NEW YORK -- Is the Marlboro Man about to kick the habit?
He'll soon be taking his last drag if Smokefree Educational Services has its way.
Today, as the Mets get set to play ball, 100 or so child and adult anti-smoking activists will descend on Shea Stadium to protest the Marlboro billboard that for the last nine years has dominated left field.
They want the ad discarded and replaced with an anti-smoking message. And they say they have backers willing to pay the Mets the same amount for the billboard they believe the team is getting from Philip Morris -- about $240,000. Led by Joseph W. Cherner, president of Smokefree Educational Services, the group contends the ads have a negative influence on young people.
"I see the tobacco industry losing 434,000 of its customers [through smoke-related deaths] every year," says Mr. Cherner. "The only way [for it] to replace these customers is to recruit children."
Mr. Cherner, 33, a bond trader for Kidder-Peabody, has recruited his own band of resisters. Eighth-grader Christine Whelan, a Mets fan who attends many home games, knows a lot of kids who "look up to the players. They are our heroes. But the billboard gives the wrong message."
With a year to go on Philip Morris' contract for the space and with legislation pending that would ban tobacco advertising from sports facilities, Mets vice president Jim Ross says, "We kind of have to wait. We want to be a good citizen. If legislation is passed preventing us from selling that sign, we would be wrong to sell it right under the wire."
Mr. Cherner started SES in 1988 with $100,000 of his own money. The group has grown to 2,000 volunteers and now is supported by contributions from the general public.

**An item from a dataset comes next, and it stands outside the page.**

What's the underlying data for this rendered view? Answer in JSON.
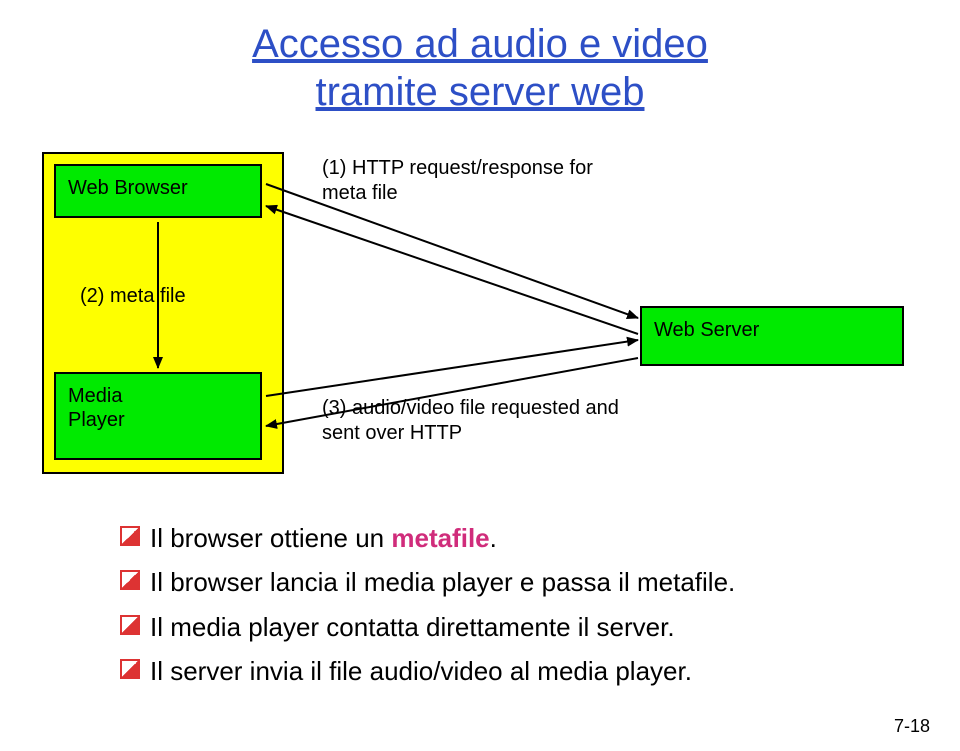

"We want to educate children. What adult smokers do to themselves is their own business. What they do to others is another matter."